Work to complete: All of the listing, from first line to last, should be output exactly; the pictures stay out.

+++ Data

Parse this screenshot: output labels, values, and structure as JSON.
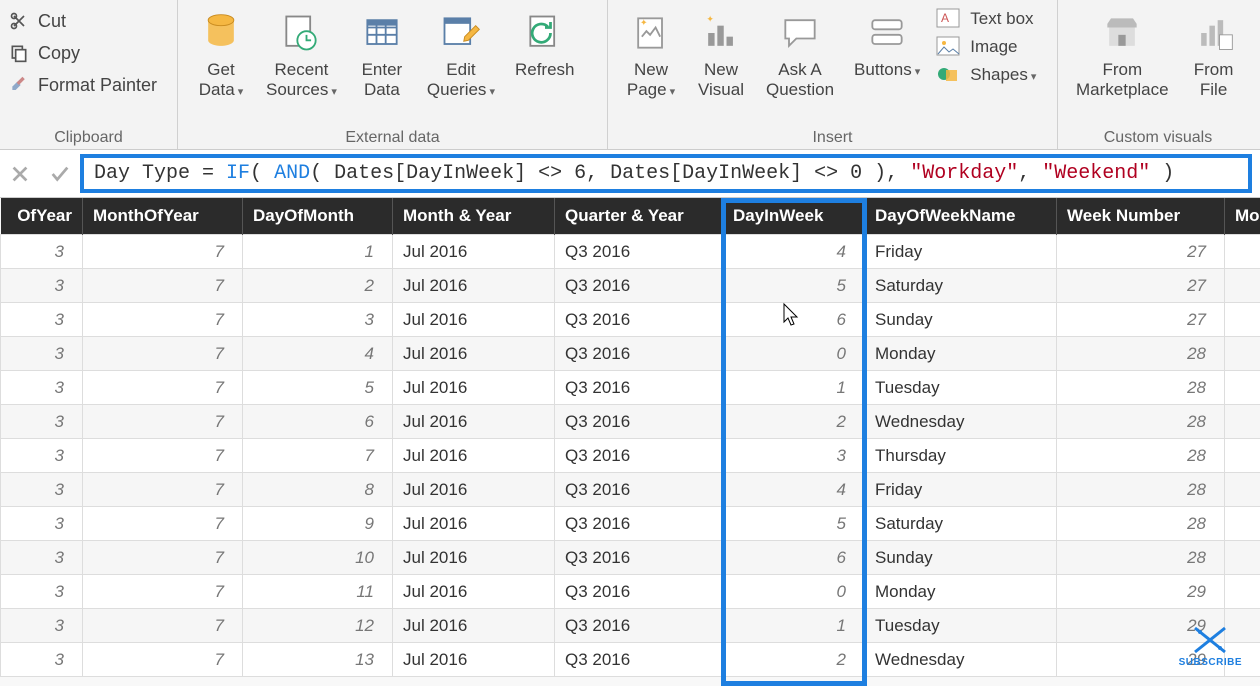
{
  "ribbon": {
    "clipboard": {
      "label": "Clipboard",
      "cut": "Cut",
      "copy": "Copy",
      "format_painter": "Format Painter"
    },
    "external_data": {
      "label": "External data",
      "get_data": "Get\nData",
      "recent_sources": "Recent\nSources",
      "enter_data": "Enter\nData",
      "edit_queries": "Edit\nQueries",
      "refresh": "Refresh"
    },
    "insert": {
      "label": "Insert",
      "new_page": "New\nPage",
      "new_visual": "New\nVisual",
      "ask_question": "Ask A\nQuestion",
      "buttons": "Buttons",
      "text_box": "Text box",
      "image": "Image",
      "shapes": "Shapes"
    },
    "custom_visuals": {
      "label": "Custom visuals",
      "from_marketplace": "From\nMarketplace",
      "from_file": "From\nFile"
    }
  },
  "formula": {
    "prefix": "Day Type = ",
    "kw_if": "IF",
    "paren1": "( ",
    "kw_and": "AND",
    "mid": "( Dates[DayInWeek] <> 6, Dates[DayInWeek] <> 0 ), ",
    "str1": "\"Workday\"",
    "sep": ", ",
    "str2": "\"Weekend\"",
    "end": " )"
  },
  "columns": [
    "OfYear",
    "MonthOfYear",
    "DayOfMonth",
    "Month & Year",
    "Quarter & Year",
    "DayInWeek",
    "DayOfWeekName",
    "Week Number",
    "Mo"
  ],
  "rows": [
    {
      "ofYear": 3,
      "monthOfYear": 7,
      "dayOfMonth": 1,
      "monthYear": "Jul 2016",
      "quarterYear": "Q3 2016",
      "dayInWeek": 4,
      "dayName": "Friday",
      "weekNum": 27
    },
    {
      "ofYear": 3,
      "monthOfYear": 7,
      "dayOfMonth": 2,
      "monthYear": "Jul 2016",
      "quarterYear": "Q3 2016",
      "dayInWeek": 5,
      "dayName": "Saturday",
      "weekNum": 27
    },
    {
      "ofYear": 3,
      "monthOfYear": 7,
      "dayOfMonth": 3,
      "monthYear": "Jul 2016",
      "quarterYear": "Q3 2016",
      "dayInWeek": 6,
      "dayName": "Sunday",
      "weekNum": 27
    },
    {
      "ofYear": 3,
      "monthOfYear": 7,
      "dayOfMonth": 4,
      "monthYear": "Jul 2016",
      "quarterYear": "Q3 2016",
      "dayInWeek": 0,
      "dayName": "Monday",
      "weekNum": 28
    },
    {
      "ofYear": 3,
      "monthOfYear": 7,
      "dayOfMonth": 5,
      "monthYear": "Jul 2016",
      "quarterYear": "Q3 2016",
      "dayInWeek": 1,
      "dayName": "Tuesday",
      "weekNum": 28
    },
    {
      "ofYear": 3,
      "monthOfYear": 7,
      "dayOfMonth": 6,
      "monthYear": "Jul 2016",
      "quarterYear": "Q3 2016",
      "dayInWeek": 2,
      "dayName": "Wednesday",
      "weekNum": 28
    },
    {
      "ofYear": 3,
      "monthOfYear": 7,
      "dayOfMonth": 7,
      "monthYear": "Jul 2016",
      "quarterYear": "Q3 2016",
      "dayInWeek": 3,
      "dayName": "Thursday",
      "weekNum": 28
    },
    {
      "ofYear": 3,
      "monthOfYear": 7,
      "dayOfMonth": 8,
      "monthYear": "Jul 2016",
      "quarterYear": "Q3 2016",
      "dayInWeek": 4,
      "dayName": "Friday",
      "weekNum": 28
    },
    {
      "ofYear": 3,
      "monthOfYear": 7,
      "dayOfMonth": 9,
      "monthYear": "Jul 2016",
      "quarterYear": "Q3 2016",
      "dayInWeek": 5,
      "dayName": "Saturday",
      "weekNum": 28
    },
    {
      "ofYear": 3,
      "monthOfYear": 7,
      "dayOfMonth": 10,
      "monthYear": "Jul 2016",
      "quarterYear": "Q3 2016",
      "dayInWeek": 6,
      "dayName": "Sunday",
      "weekNum": 28
    },
    {
      "ofYear": 3,
      "monthOfYear": 7,
      "dayOfMonth": 11,
      "monthYear": "Jul 2016",
      "quarterYear": "Q3 2016",
      "dayInWeek": 0,
      "dayName": "Monday",
      "weekNum": 29
    },
    {
      "ofYear": 3,
      "monthOfYear": 7,
      "dayOfMonth": 12,
      "monthYear": "Jul 2016",
      "quarterYear": "Q3 2016",
      "dayInWeek": 1,
      "dayName": "Tuesday",
      "weekNum": 29
    },
    {
      "ofYear": 3,
      "monthOfYear": 7,
      "dayOfMonth": 13,
      "monthYear": "Jul 2016",
      "quarterYear": "Q3 2016",
      "dayInWeek": 2,
      "dayName": "Wednesday",
      "weekNum": 29
    }
  ],
  "highlight_column_index": 5,
  "subscribe_label": "SUBSCRIBE"
}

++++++

Exercise answer:
Parse this screenshot: output labels, values, and structure as JSON.
{
  "ribbon": {
    "clipboard": {
      "label": "Clipboard",
      "cut": "Cut",
      "copy": "Copy",
      "format_painter": "Format Painter"
    },
    "external_data": {
      "label": "External data",
      "get_data": "Get\nData",
      "recent_sources": "Recent\nSources",
      "enter_data": "Enter\nData",
      "edit_queries": "Edit\nQueries",
      "refresh": "Refresh"
    },
    "insert": {
      "label": "Insert",
      "new_page": "New\nPage",
      "new_visual": "New\nVisual",
      "ask_question": "Ask A\nQuestion",
      "buttons": "Buttons",
      "text_box": "Text box",
      "image": "Image",
      "shapes": "Shapes"
    },
    "custom_visuals": {
      "label": "Custom visuals",
      "from_marketplace": "From\nMarketplace",
      "from_file": "From\nFile"
    }
  },
  "formula": {
    "prefix": "Day Type = ",
    "kw_if": "IF",
    "paren1": "( ",
    "kw_and": "AND",
    "mid": "( Dates[DayInWeek] <> 6, Dates[DayInWeek] <> 0 ), ",
    "str1": "\"Workday\"",
    "sep": ", ",
    "str2": "\"Weekend\"",
    "end": " )"
  },
  "columns": [
    "OfYear",
    "MonthOfYear",
    "DayOfMonth",
    "Month & Year",
    "Quarter & Year",
    "DayInWeek",
    "DayOfWeekName",
    "Week Number",
    "Mo"
  ],
  "rows": [
    {
      "ofYear": 3,
      "monthOfYear": 7,
      "dayOfMonth": 1,
      "monthYear": "Jul 2016",
      "quarterYear": "Q3 2016",
      "dayInWeek": 4,
      "dayName": "Friday",
      "weekNum": 27
    },
    {
      "ofYear": 3,
      "monthOfYear": 7,
      "dayOfMonth": 2,
      "monthYear": "Jul 2016",
      "quarterYear": "Q3 2016",
      "dayInWeek": 5,
      "dayName": "Saturday",
      "weekNum": 27
    },
    {
      "ofYear": 3,
      "monthOfYear": 7,
      "dayOfMonth": 3,
      "monthYear": "Jul 2016",
      "quarterYear": "Q3 2016",
      "dayInWeek": 6,
      "dayName": "Sunday",
      "weekNum": 27
    },
    {
      "ofYear": 3,
      "monthOfYear": 7,
      "dayOfMonth": 4,
      "monthYear": "Jul 2016",
      "quarterYear": "Q3 2016",
      "dayInWeek": 0,
      "dayName": "Monday",
      "weekNum": 28
    },
    {
      "ofYear": 3,
      "monthOfYear": 7,
      "dayOfMonth": 5,
      "monthYear": "Jul 2016",
      "quarterYear": "Q3 2016",
      "dayInWeek": 1,
      "dayName": "Tuesday",
      "weekNum": 28
    },
    {
      "ofYear": 3,
      "monthOfYear": 7,
      "dayOfMonth": 6,
      "monthYear": "Jul 2016",
      "quarterYear": "Q3 2016",
      "dayInWeek": 2,
      "dayName": "Wednesday",
      "weekNum": 28
    },
    {
      "ofYear": 3,
      "monthOfYear": 7,
      "dayOfMonth": 7,
      "monthYear": "Jul 2016",
      "quarterYear": "Q3 2016",
      "dayInWeek": 3,
      "dayName": "Thursday",
      "weekNum": 28
    },
    {
      "ofYear": 3,
      "monthOfYear": 7,
      "dayOfMonth": 8,
      "monthYear": "Jul 2016",
      "quarterYear": "Q3 2016",
      "dayInWeek": 4,
      "dayName": "Friday",
      "weekNum": 28
    },
    {
      "ofYear": 3,
      "monthOfYear": 7,
      "dayOfMonth": 9,
      "monthYear": "Jul 2016",
      "quarterYear": "Q3 2016",
      "dayInWeek": 5,
      "dayName": "Saturday",
      "weekNum": 28
    },
    {
      "ofYear": 3,
      "monthOfYear": 7,
      "dayOfMonth": 10,
      "monthYear": "Jul 2016",
      "quarterYear": "Q3 2016",
      "dayInWeek": 6,
      "dayName": "Sunday",
      "weekNum": 28
    },
    {
      "ofYear": 3,
      "monthOfYear": 7,
      "dayOfMonth": 11,
      "monthYear": "Jul 2016",
      "quarterYear": "Q3 2016",
      "dayInWeek": 0,
      "dayName": "Monday",
      "weekNum": 29
    },
    {
      "ofYear": 3,
      "monthOfYear": 7,
      "dayOfMonth": 12,
      "monthYear": "Jul 2016",
      "quarterYear": "Q3 2016",
      "dayInWeek": 1,
      "dayName": "Tuesday",
      "weekNum": 29
    },
    {
      "ofYear": 3,
      "monthOfYear": 7,
      "dayOfMonth": 13,
      "monthYear": "Jul 2016",
      "quarterYear": "Q3 2016",
      "dayInWeek": 2,
      "dayName": "Wednesday",
      "weekNum": 29
    }
  ],
  "highlight_column_index": 5,
  "subscribe_label": "SUBSCRIBE"
}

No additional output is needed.